When someone you love suffers a traumatic brain injury, it can be difficult to understand what they need from you during their recovery and after. To help you understand your role in their life, both practically and emotionally, here are a few things you should know:
TBIs Can Cause People to Feel Constant Anxiety and Even Fear
There’s really no other way to phrase it: Traumatic brain injuries are terrifying. One accident changed their life forever and caused them extreme pain, and as a result, many traumatic brain injury survivors live in fear of suffering another accident. Some have problems performing daily activities due to crippling anxiety while others manifest horrifying scenarios inside their heads. Because of these fears, TBI survivors may need therapy and strong emotional support from the people in their lives.
Paying Attention to Conversations Is More Difficult Than It Was Before
If you ever feel that a TBI survivor is ignoring what you’re saying or purposefully not engaging in conversation, remember that their brain is no longer the same. What appears to be a lack of attention might actually be the person’s struggle to understand, remember or communicate. Be patient and give them the time they need to comprehend what you’re saying.
The Pain Doesn’t Really Go Away
When a TBI occurs, the damage can last indefinitely, even if the injuries are invisible to the naked eye. Most traumatic brain injury survivors deal with chronic pain from their accidents in the form of terrible migraines, chest pains, neck aches or more. Even if a TBI survivor appears to be fine, keep in mind that they’re dealing with more discomfort than you probably realize.
Surviving and Living With a TBI Is Fatiguing
The pain, difficulty thinking, and physical struggles that accompany a traumatic brain injury often leave survivors feeling drained. Even when you’re frustrated and feel like the survivor isn’t helping you care for them, don’t mistake their fatigue for laziness. Try to remember that TBI survivors need more sleep than a normal person and that every day takes a heavy toll on their physical and mental energy levels.

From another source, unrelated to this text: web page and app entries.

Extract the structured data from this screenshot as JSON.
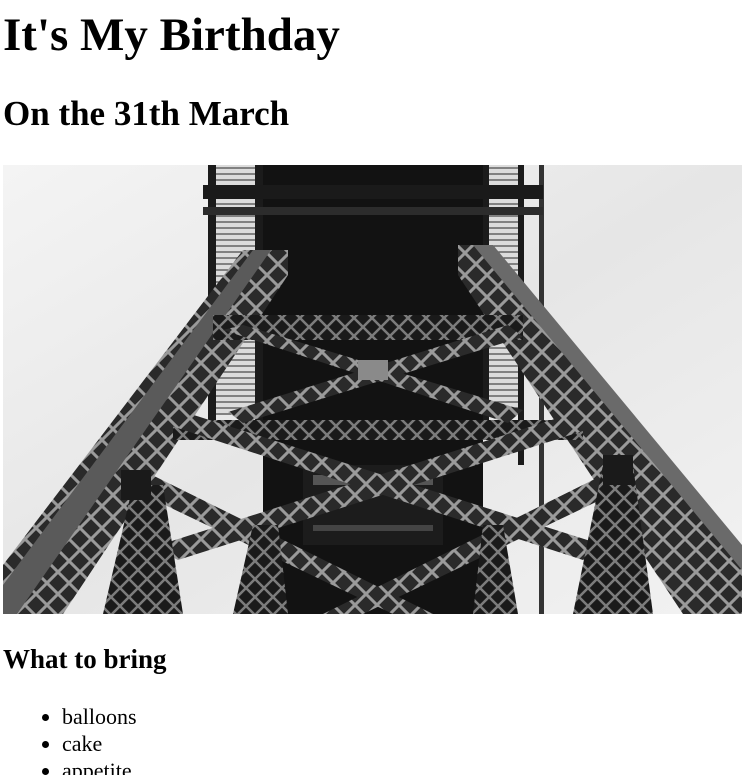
{
  "page": {
    "title": "It's My Birthday",
    "subtitle": "On the 31th March"
  },
  "photo": {
    "subject": "steel-lattice-tower",
    "palette": {
      "sky": "#ededed",
      "steel": "#2b2b2b",
      "steel_dark": "#111111",
      "steel_light": "#6d6d6d"
    }
  },
  "bring": {
    "heading": "What to bring",
    "items": [
      "balloons",
      "cake",
      "appetite"
    ]
  }
}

If you are caring for someone with a TBI and need additional support, turn to TryMunity’s online community. The nonprofit organization can give you and your loved one access to a network of survivors and supporters, as well as important resources and words of encouragement.